> _Task requirements_: When a line of the records contains "days", copy it.

Entries taken from a collection
.....
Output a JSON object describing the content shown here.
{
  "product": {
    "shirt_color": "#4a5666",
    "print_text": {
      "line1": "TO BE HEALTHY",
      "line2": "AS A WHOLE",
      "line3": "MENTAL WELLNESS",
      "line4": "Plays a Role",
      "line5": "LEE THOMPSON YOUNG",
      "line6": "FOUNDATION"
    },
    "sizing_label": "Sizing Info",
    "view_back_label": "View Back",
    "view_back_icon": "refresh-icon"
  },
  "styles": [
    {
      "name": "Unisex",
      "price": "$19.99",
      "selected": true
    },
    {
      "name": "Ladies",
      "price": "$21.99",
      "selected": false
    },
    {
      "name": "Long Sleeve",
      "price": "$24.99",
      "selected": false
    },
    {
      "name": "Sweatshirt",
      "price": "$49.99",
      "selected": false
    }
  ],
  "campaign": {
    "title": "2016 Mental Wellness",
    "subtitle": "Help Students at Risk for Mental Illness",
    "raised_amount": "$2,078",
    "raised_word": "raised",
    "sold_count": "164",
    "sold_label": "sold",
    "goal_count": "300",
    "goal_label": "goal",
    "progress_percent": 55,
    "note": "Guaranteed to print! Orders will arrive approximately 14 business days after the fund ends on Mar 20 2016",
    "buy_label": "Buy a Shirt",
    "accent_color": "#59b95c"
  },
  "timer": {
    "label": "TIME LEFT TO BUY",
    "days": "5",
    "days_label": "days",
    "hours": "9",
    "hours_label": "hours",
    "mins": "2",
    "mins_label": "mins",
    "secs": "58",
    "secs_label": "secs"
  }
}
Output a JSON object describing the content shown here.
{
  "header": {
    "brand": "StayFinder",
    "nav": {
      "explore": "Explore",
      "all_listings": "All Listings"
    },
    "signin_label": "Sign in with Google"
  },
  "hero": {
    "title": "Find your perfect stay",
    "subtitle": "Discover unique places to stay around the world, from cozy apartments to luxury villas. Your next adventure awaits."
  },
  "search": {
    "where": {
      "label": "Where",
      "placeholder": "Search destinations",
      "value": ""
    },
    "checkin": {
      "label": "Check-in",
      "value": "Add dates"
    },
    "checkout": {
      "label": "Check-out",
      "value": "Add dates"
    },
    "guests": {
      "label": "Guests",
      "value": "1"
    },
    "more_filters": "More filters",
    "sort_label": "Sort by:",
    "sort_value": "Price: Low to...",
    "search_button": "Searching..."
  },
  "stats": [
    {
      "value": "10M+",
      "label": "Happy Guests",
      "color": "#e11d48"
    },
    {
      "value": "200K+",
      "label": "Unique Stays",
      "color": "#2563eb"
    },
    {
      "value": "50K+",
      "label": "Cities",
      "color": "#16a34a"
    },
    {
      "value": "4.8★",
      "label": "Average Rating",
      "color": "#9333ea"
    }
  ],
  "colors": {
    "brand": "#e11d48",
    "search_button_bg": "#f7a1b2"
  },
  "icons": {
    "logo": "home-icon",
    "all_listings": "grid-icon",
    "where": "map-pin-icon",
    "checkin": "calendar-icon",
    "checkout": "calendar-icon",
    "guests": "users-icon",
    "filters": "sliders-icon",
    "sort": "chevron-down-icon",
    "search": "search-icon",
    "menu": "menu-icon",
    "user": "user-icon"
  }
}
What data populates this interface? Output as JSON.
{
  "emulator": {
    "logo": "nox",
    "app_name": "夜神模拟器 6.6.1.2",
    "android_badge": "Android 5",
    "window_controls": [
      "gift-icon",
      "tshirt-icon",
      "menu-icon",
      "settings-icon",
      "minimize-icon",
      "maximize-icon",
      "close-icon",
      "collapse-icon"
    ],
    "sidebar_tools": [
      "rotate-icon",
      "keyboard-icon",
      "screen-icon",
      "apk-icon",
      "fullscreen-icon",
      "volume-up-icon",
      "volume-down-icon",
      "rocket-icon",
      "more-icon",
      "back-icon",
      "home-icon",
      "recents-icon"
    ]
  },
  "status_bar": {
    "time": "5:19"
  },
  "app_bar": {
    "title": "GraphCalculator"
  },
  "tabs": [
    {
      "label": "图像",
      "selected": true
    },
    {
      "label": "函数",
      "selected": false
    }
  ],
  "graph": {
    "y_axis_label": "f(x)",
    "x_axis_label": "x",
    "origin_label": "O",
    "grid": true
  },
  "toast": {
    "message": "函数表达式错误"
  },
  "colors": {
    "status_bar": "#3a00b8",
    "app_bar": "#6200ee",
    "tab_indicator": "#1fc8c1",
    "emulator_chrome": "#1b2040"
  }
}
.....
> _Task answer_:
    "note": "Guaranteed to print! Orders will arrive approximately 14 business days after the fund ends on Mar 20 2016",
    "days": "5",
    "days_label": "days",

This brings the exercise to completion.